Cecillia Avendaño Bobillier

An exhibition catalogue from Cecillia Avendaño Bobillier solo exhibition with Reverse, a non-profit multidisciplinary workspace in New York. Including text by Fernando Mendoza Bravo and Sergio Rojas:

Blow is an aesthetic reflection of the dominant imagery, exposing its paradoxes and aporias. Indeed, in the present context characterised by a thickness of mediations that proliferate with the developments and requirements of the technologies and the image markets, the consumer is engaged in developing symbols of sovereignty that sometimes seem to come from an existentialist comic. Identity has been depersonalised in its series of possible performances.
The representation designed to capture the consumer’s fictions causes fascination with the image-subject frozen, facing him to the narcissistic sovereignty of a body that will never be owned or deciphered by an interpretation. In this sense, the “feminine” would be an icon of desire in a period of image marketing, in which the relevant thing is that, for a moment, the image itself is desired. Perhaps, because of this, the portraits of Blow repress the sexuality of these bodies with innocent clavicles, subject to the hygiene of modelling, so the look stops in the kitsch mystery of a story that is still to come.

Julia Kristeva states: “ A women cannot ‘be’, does not even belong to the order of being”. Consequently, the practice of criticism in art consists not in producing new patterns, but saying “that’s not it”. Blow operates as an alteration, a vibration in the dominant imagery, to think critically about the aesthetic resources of identity in a society in which the fear of death and the cult of a standardised beauty merge into a single spiral of insignificance. Consumers do not want to be beautiful, but consume and collect stories monstrously beautiful.

In Blow bodies in the pictures say ”I am an image”, born in the building process of images (combining eyes, mouths, skin, hair), portraits with no other reference than the frozen desire that is satisfied by them.
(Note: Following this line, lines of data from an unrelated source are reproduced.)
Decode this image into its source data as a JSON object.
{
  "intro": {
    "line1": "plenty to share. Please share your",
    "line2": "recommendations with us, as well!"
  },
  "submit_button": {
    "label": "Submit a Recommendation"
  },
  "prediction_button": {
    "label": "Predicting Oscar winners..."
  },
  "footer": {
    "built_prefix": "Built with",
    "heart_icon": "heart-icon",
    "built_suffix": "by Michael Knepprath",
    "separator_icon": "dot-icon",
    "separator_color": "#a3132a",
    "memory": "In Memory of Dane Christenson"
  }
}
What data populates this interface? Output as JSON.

The aesthetics of their personalities reminds us of the comic, or more precisely, of the design of heroines in manga comics or in video games: solitary identities that have solved their stories within the formatted action of a saga. The viewer can accept the game, and attribute to these bodies with no memory a perversion of a story.

In each of these portraits we see the face and body of a girl-women. This is not the image of a teenager, but a women who’s anatomical development has been frozen in order to remain in time. Blow suggests a vanitas in the opposite direction, because it is not about “passing time”, but about the monstrosity of a beauty that has had to give up the desire; it is not the decrepitude of beauty in the proximity of death, but the mask of beauty as death. A social mask of desire that is born in a body, but that is not directed to something else other than the image itself. […]
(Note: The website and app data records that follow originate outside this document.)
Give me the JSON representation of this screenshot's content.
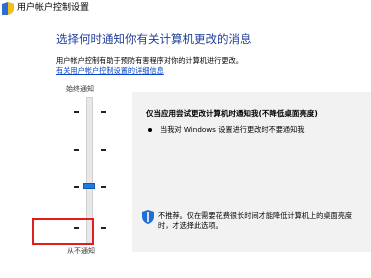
{
  "window": {
    "title": "用户帐户控制设置"
  },
  "main": {
    "heading": "选择何时通知你有关计算机更改的消息",
    "description": "用户帐户控制有助于预防有害程序对你的计算机进行更改。",
    "link_text": "有关用户帐户控制设置的详细信息"
  },
  "slider": {
    "top_label": "始终通知",
    "bottom_label": "从不通知",
    "levels": 4,
    "selected_level_from_bottom": 2
  },
  "info": {
    "title": "仅当应用尝试更改计算机时通知我(不降低桌面亮度)",
    "items": [
      "当我对 Windows 设置进行更改时不要通知我"
    ],
    "warning": "不推荐。仅在需要花费很长时间才能降低计算机上的桌面亮度时，才选择此选项。"
  },
  "colors": {
    "heading": "#1e3d9b",
    "link": "#0645c6",
    "slider_thumb": "#1f7be0",
    "info_background": "#f2f2f2",
    "highlight_border": "#e01e1e"
  },
  "icons": {
    "title": "uac-shield-icon",
    "warning": "uac-shield-icon"
  }
}
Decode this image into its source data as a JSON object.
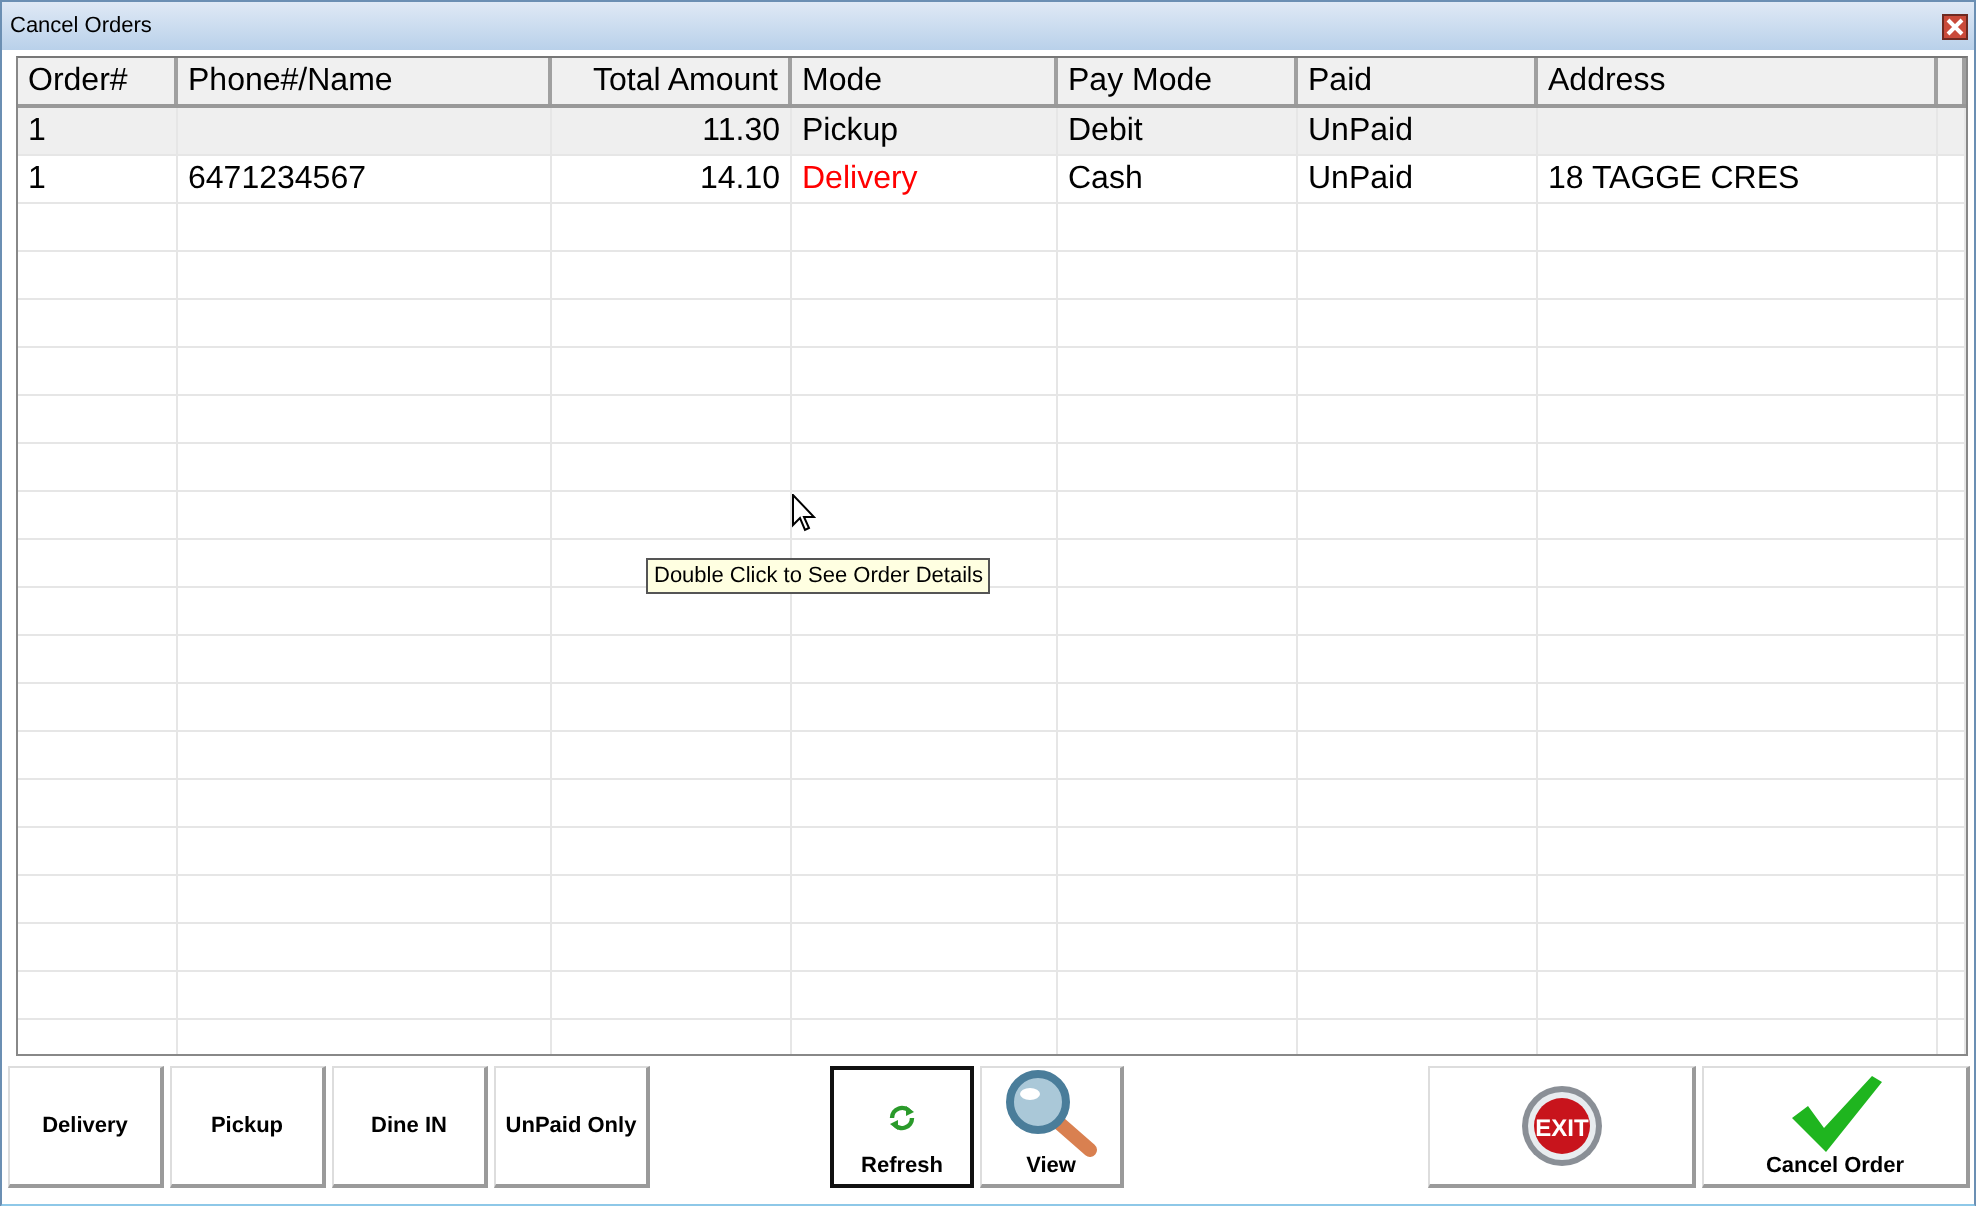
{
  "window": {
    "title": "Cancel Orders"
  },
  "table": {
    "columns": [
      "Order#",
      "Phone#/Name",
      "Total Amount",
      "Mode",
      "Pay Mode",
      "Paid",
      "Address"
    ],
    "rows": [
      {
        "selected": true,
        "cells": [
          "1",
          "",
          "11.30",
          {
            "text": "Pickup",
            "color": "#000000"
          },
          "Debit",
          "UnPaid",
          ""
        ]
      },
      {
        "selected": false,
        "cells": [
          "1",
          "6471234567",
          "14.10",
          {
            "text": "Delivery",
            "color": "#ff0000"
          },
          "Cash",
          "UnPaid",
          "18 TAGGE CRES"
        ]
      }
    ]
  },
  "tooltip": "Double Click to See Order Details",
  "filter_buttons": [
    "Delivery",
    "Pickup",
    "Dine IN",
    "UnPaid Only"
  ],
  "action_buttons": [
    {
      "kind": "refresh",
      "label": "Refresh",
      "focused": true
    },
    {
      "kind": "view",
      "label": "View",
      "focused": false
    }
  ],
  "exit_button": {
    "label": "EXIT"
  },
  "cancel_button": {
    "label": "Cancel Order"
  }
}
In these pictures we assist to an aesthetic of hyper-reality whose effect is the distortion of the human. It would seem that the context of this complex relationship between nature and artifice is not simply what is called “the era of the picture” or simulation, but the time of the conscience of the image. the mannequin has always referred us to the insipid beauty and to the feeling of death contained in any desire for eternal youth: the death in the image. It is not the “image of death”, but dying of image. Thus, in these portraits are together the craft of building and the nature as degeneration. The operation is expressed most radically in the fact that the portraits are breathing devices.

Breathing is considered a “vital sign”, and as a sign it has a reference: a living body. The surface of the picture shows the double movement of inhaling and exhaling. But while breathing means living body, living is not to breath. Unless life has no other sense than to be seen. Perhaps, they breathe as someone who sleeps, waiting for a good story. Here is present the zombie aesthetic that we suspected from the beginning, […] as spectators at the gallery facing the stares of those cheeks whose secret is that there is no secret. There, on the surface, frozen on the screen of the picture, the mannequin looks from the “other side, rehearsing a seduction with no flesh.” – The Secret Breathing of Stares, Sergio Rojas
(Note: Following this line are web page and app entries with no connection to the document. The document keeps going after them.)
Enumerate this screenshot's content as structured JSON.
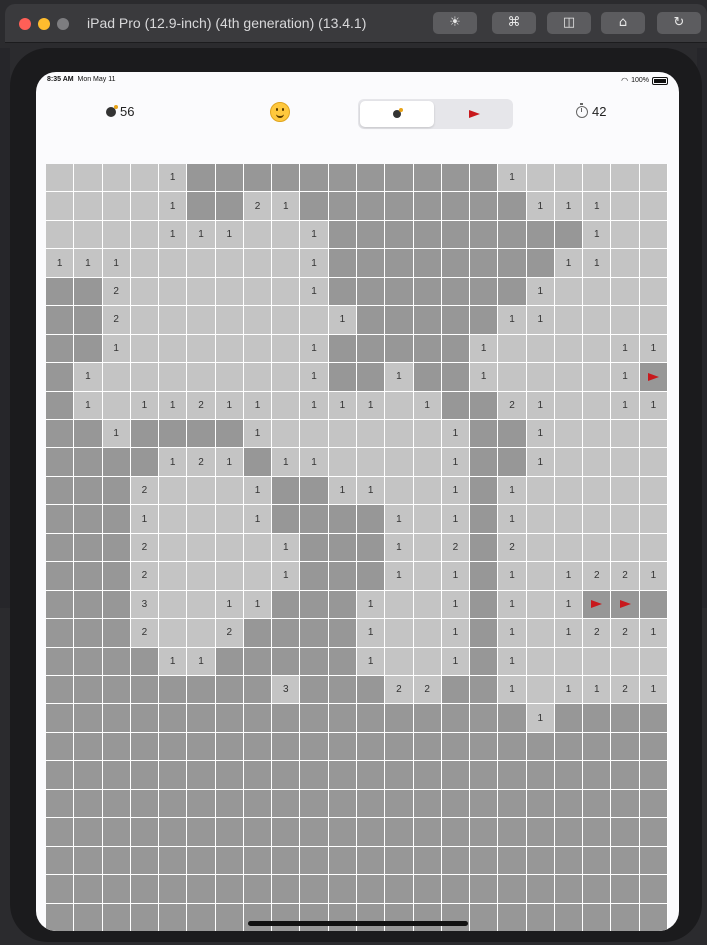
{
  "window": {
    "title": "iPad Pro (12.9-inch) (4th generation) (13.4.1)"
  },
  "status_bar": {
    "time": "8:35 AM",
    "date": "Mon May 11",
    "battery": "100%"
  },
  "game": {
    "mine_count": "56",
    "timer": "42",
    "mode_options": [
      "bomb",
      "flag"
    ],
    "selected_mode": "bomb",
    "smiley": "smiling-face-icon"
  },
  "board": {
    "cols": 22,
    "legend": {
      "H": "hidden",
      "F": "flagged",
      "0": "revealed-empty",
      "1-8": "revealed-number"
    },
    "rows": [
      "0000 1HHHHHHHH10000000",
      "00001HH21HHHHHH01110000",
      "00001110 1HHHHHH0010",
      "1110 0000 1HHHHHH0110",
      "HH2 0000 1HHHHHH1000",
      "HH2 00000 1HHHHH11000",
      "HH1 00000 1HHHH1000011",
      "H1000000 1HH1HH1000 1F",
      "H1 0112110 111 01HH21 0 011",
      "HH1HHHHH1 0000 0 1HH1",
      "HHHH121H11 000 0 1HH1",
      "HHH2 000 1HH11 01H1",
      "HHH1 000 1HHH1 01H1",
      "HHH2 0000 1HHH1 02H2",
      "HHH2 0000 1HHH1 01H1",
      "HHH3 0 011HHH1 01H1 01FFH",
      "HHH2 000 2HHHH1 01H1 01221",
      "HHHH11HHHHHH1 01H1",
      "HHHHHHHH3HHH22HH1 01121",
      "HHHHHHHHHHHHHHHHH1HHHH",
      "HHHHHHHHHHHHHHHHHHHHHH"
    ],
    "grid": [
      [
        "0",
        "0",
        "0",
        "0",
        "1",
        "H",
        "H",
        "H",
        "H",
        "H",
        "H",
        "H",
        "H",
        "H",
        "H",
        "H",
        "1",
        "0",
        "0",
        "0",
        "0",
        "0"
      ],
      [
        "0",
        "0",
        "0",
        "0",
        "1",
        "H",
        "H",
        "2",
        "1",
        "H",
        "H",
        "H",
        "H",
        "H",
        "H",
        "H",
        "H",
        "1",
        "1",
        "1",
        "0",
        "0"
      ],
      [
        "0",
        "0",
        "0",
        "0",
        "1",
        "1",
        "1",
        "0",
        "0",
        "1",
        "H",
        "H",
        "H",
        "H",
        "H",
        "H",
        "H",
        "H",
        "H",
        "1",
        "0",
        "0"
      ],
      [
        "1",
        "1",
        "1",
        "0",
        "0",
        "0",
        "0",
        "0",
        "0",
        "1",
        "H",
        "H",
        "H",
        "H",
        "H",
        "H",
        "H",
        "H",
        "1",
        "1",
        "0",
        "0"
      ],
      [
        "H",
        "H",
        "2",
        "0",
        "0",
        "0",
        "0",
        "0",
        "0",
        "1",
        "H",
        "H",
        "H",
        "H",
        "H",
        "H",
        "H",
        "1",
        "0",
        "0",
        "0",
        "0"
      ],
      [
        "H",
        "H",
        "2",
        "0",
        "0",
        "0",
        "0",
        "0",
        "0",
        "0",
        "1",
        "H",
        "H",
        "H",
        "H",
        "H",
        "1",
        "1",
        "0",
        "0",
        "0",
        "0"
      ],
      [
        "H",
        "H",
        "1",
        "0",
        "0",
        "0",
        "0",
        "0",
        "0",
        "1",
        "H",
        "H",
        "H",
        "H",
        "H",
        "1",
        "0",
        "0",
        "0",
        "0",
        "1",
        "1"
      ],
      [
        "H",
        "1",
        "0",
        "0",
        "0",
        "0",
        "0",
        "0",
        "0",
        "1",
        "H",
        "H",
        "1",
        "H",
        "H",
        "1",
        "0",
        "0",
        "0",
        "0",
        "1",
        "F"
      ],
      [
        "H",
        "1",
        "0",
        "1",
        "1",
        "2",
        "1",
        "1",
        "0",
        "1",
        "1",
        "1",
        "0",
        "1",
        "H",
        "H",
        "2",
        "1",
        "0",
        "0",
        "1",
        "1"
      ],
      [
        "H",
        "H",
        "1",
        "H",
        "H",
        "H",
        "H",
        "1",
        "0",
        "0",
        "0",
        "0",
        "0",
        "0",
        "1",
        "H",
        "H",
        "1",
        "0",
        "0",
        "0",
        "0"
      ],
      [
        "H",
        "H",
        "H",
        "H",
        "1",
        "2",
        "1",
        "H",
        "1",
        "1",
        "0",
        "0",
        "0",
        "0",
        "1",
        "H",
        "H",
        "1",
        "0",
        "0",
        "0",
        "0"
      ],
      [
        "H",
        "H",
        "H",
        "2",
        "0",
        "0",
        "0",
        "1",
        "H",
        "H",
        "1",
        "1",
        "0",
        "0",
        "1",
        "H",
        "1",
        "0",
        "0",
        "0",
        "0",
        "0"
      ],
      [
        "H",
        "H",
        "H",
        "1",
        "0",
        "0",
        "0",
        "1",
        "H",
        "H",
        "H",
        "H",
        "1",
        "0",
        "1",
        "H",
        "1",
        "0",
        "0",
        "0",
        "0",
        "0"
      ],
      [
        "H",
        "H",
        "H",
        "2",
        "0",
        "0",
        "0",
        "0",
        "1",
        "H",
        "H",
        "H",
        "1",
        "0",
        "2",
        "H",
        "2",
        "0",
        "0",
        "0",
        "0",
        "0"
      ],
      [
        "H",
        "H",
        "H",
        "2",
        "0",
        "0",
        "0",
        "0",
        "1",
        "H",
        "H",
        "H",
        "1",
        "0",
        "1",
        "H",
        "1",
        "0",
        "1",
        "2",
        "2",
        "1"
      ],
      [
        "H",
        "H",
        "H",
        "3",
        "0",
        "0",
        "1",
        "1",
        "H",
        "H",
        "H",
        "1",
        "0",
        "0",
        "1",
        "H",
        "1",
        "0",
        "1",
        "F",
        "F",
        "H"
      ],
      [
        "H",
        "H",
        "H",
        "2",
        "0",
        "0",
        "2",
        "H",
        "H",
        "H",
        "H",
        "1",
        "0",
        "0",
        "1",
        "H",
        "1",
        "0",
        "1",
        "2",
        "2",
        "1"
      ],
      [
        "H",
        "H",
        "H",
        "H",
        "1",
        "1",
        "H",
        "H",
        "H",
        "H",
        "H",
        "1",
        "0",
        "0",
        "1",
        "H",
        "1",
        "0",
        "0",
        "0",
        "0",
        "0"
      ],
      [
        "H",
        "H",
        "H",
        "H",
        "H",
        "H",
        "H",
        "H",
        "3",
        "H",
        "H",
        "H",
        "2",
        "2",
        "H",
        "H",
        "1",
        "0",
        "1",
        "1",
        "2",
        "1"
      ],
      [
        "H",
        "H",
        "H",
        "H",
        "H",
        "H",
        "H",
        "H",
        "H",
        "H",
        "H",
        "H",
        "H",
        "H",
        "H",
        "H",
        "H",
        "1",
        "H",
        "H",
        "H",
        "H"
      ],
      [
        "H",
        "H",
        "H",
        "H",
        "H",
        "H",
        "H",
        "H",
        "H",
        "H",
        "H",
        "H",
        "H",
        "H",
        "H",
        "H",
        "H",
        "H",
        "H",
        "H",
        "H",
        "H"
      ],
      [
        "H",
        "H",
        "H",
        "H",
        "H",
        "H",
        "H",
        "H",
        "H",
        "H",
        "H",
        "H",
        "H",
        "H",
        "H",
        "H",
        "H",
        "H",
        "H",
        "H",
        "H",
        "H"
      ],
      [
        "H",
        "H",
        "H",
        "H",
        "H",
        "H",
        "H",
        "H",
        "H",
        "H",
        "H",
        "H",
        "H",
        "H",
        "H",
        "H",
        "H",
        "H",
        "H",
        "H",
        "H",
        "H"
      ],
      [
        "H",
        "H",
        "H",
        "H",
        "H",
        "H",
        "H",
        "H",
        "H",
        "H",
        "H",
        "H",
        "H",
        "H",
        "H",
        "H",
        "H",
        "H",
        "H",
        "H",
        "H",
        "H"
      ],
      [
        "H",
        "H",
        "H",
        "H",
        "H",
        "H",
        "H",
        "H",
        "H",
        "H",
        "H",
        "H",
        "H",
        "H",
        "H",
        "H",
        "H",
        "H",
        "H",
        "H",
        "H",
        "H"
      ],
      [
        "H",
        "H",
        "H",
        "H",
        "H",
        "H",
        "H",
        "H",
        "H",
        "H",
        "H",
        "H",
        "H",
        "H",
        "H",
        "H",
        "H",
        "H",
        "H",
        "H",
        "H",
        "H"
      ],
      [
        "H",
        "H",
        "H",
        "H",
        "H",
        "H",
        "H",
        "H",
        "H",
        "H",
        "H",
        "H",
        "H",
        "H",
        "H",
        "H",
        "H",
        "H",
        "H",
        "H",
        "H",
        "H"
      ]
    ]
  }
}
Cecillia Avendaño Bobillier, Blow, exhibition catalogue, Reverse, New York, 2014

Content may only be used for education and research purposes. All rights remain with the original copyright holder; reproduction for commercial use is unauthorised.